here is a supernatural shockwave that amounts to a horrific, disgusting, and perfectly valid Stephen King horror; It’s actually based on a 2004 short story by the author’s son, Joe Hill. The place is North Denver, in the world of double denim in the late 1970s, and a small town fears a serial kidnapper named “The Grabber,” played by Ethan Hawke in a gruesome mask. It targets teenage boys, and is said to be driving in clown clothes and black balloons in his truck. Bright yellow “missing” posters pile up on walls and gates, and society normalizes and accommodates its fears.
Vinnie Shaw (Mason Thames) is a shy kid, fluent in math and baseball, her widowed father (Jeremy Davis) is an alcoholic, and her daughter’s intelligent sister Gwen (Madeline McGraw) appears to have inherited her late mother’s gift for a second vision. When Grabber takes Vinny, he holds him prisoner in a basement room with a strange black connected phone attached to the wall that appears to be disconnected. But this phone rings eerily when the grabber isn’t around, with the ghosts of its former victims at stake; Meanwhile, Gwen has dreams about The Grabber that the police are taking very seriously.
This is a watchable entertainment that achieves reasonably high with its jump scares, which the thrill and suspense aspect of it engages on a human level: but there is a kind of plot problem in the film’s second act, with Vinnie’s terrifying life as prisoner Grabber seemingly able to get away with a massive amount of preparations for escape undiscovered.
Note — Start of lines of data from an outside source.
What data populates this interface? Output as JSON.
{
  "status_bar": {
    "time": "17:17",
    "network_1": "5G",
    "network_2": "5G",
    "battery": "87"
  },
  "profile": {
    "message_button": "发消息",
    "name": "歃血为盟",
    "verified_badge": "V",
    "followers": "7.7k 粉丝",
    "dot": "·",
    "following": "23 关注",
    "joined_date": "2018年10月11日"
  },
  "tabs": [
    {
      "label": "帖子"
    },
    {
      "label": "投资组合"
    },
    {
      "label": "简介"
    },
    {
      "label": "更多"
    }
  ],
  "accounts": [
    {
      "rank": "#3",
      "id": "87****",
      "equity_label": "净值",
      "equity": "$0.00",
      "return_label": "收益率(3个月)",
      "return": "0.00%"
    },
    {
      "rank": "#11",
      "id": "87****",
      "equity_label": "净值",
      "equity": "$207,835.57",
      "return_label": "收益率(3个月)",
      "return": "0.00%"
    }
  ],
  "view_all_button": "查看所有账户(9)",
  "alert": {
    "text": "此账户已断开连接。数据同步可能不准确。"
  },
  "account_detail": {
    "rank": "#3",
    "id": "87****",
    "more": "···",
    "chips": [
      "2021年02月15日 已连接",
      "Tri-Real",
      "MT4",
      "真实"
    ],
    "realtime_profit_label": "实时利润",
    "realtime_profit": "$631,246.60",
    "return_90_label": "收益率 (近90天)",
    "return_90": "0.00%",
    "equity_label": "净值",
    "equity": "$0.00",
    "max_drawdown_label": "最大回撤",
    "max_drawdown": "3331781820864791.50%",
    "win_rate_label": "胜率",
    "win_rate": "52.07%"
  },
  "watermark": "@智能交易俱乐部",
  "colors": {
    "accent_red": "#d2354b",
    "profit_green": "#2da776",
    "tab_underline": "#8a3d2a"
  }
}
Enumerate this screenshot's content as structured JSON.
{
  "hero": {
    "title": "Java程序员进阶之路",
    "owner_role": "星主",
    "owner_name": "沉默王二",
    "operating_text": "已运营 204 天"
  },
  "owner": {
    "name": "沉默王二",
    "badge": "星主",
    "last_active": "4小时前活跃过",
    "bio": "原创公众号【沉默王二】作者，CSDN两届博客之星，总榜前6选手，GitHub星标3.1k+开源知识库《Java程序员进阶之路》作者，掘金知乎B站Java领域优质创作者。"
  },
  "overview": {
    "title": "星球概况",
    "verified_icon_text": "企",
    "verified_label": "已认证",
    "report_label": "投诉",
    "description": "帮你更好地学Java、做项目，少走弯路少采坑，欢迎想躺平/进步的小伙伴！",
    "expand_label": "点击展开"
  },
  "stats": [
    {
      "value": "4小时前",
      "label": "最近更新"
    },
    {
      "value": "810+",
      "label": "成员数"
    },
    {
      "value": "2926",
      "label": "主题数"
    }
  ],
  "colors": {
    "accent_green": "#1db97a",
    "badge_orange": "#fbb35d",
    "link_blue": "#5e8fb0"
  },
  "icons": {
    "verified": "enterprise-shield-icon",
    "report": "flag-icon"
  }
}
But Hawk, whose creepy bad guy potential represents a plausible new career direction, is troubling, and there are really good performances from Thames and McGraw.
“Hardcore pop culture evangelist. Professional analyst. Twitter aficionado. Wannabe travel geek. Amateur tv guru.”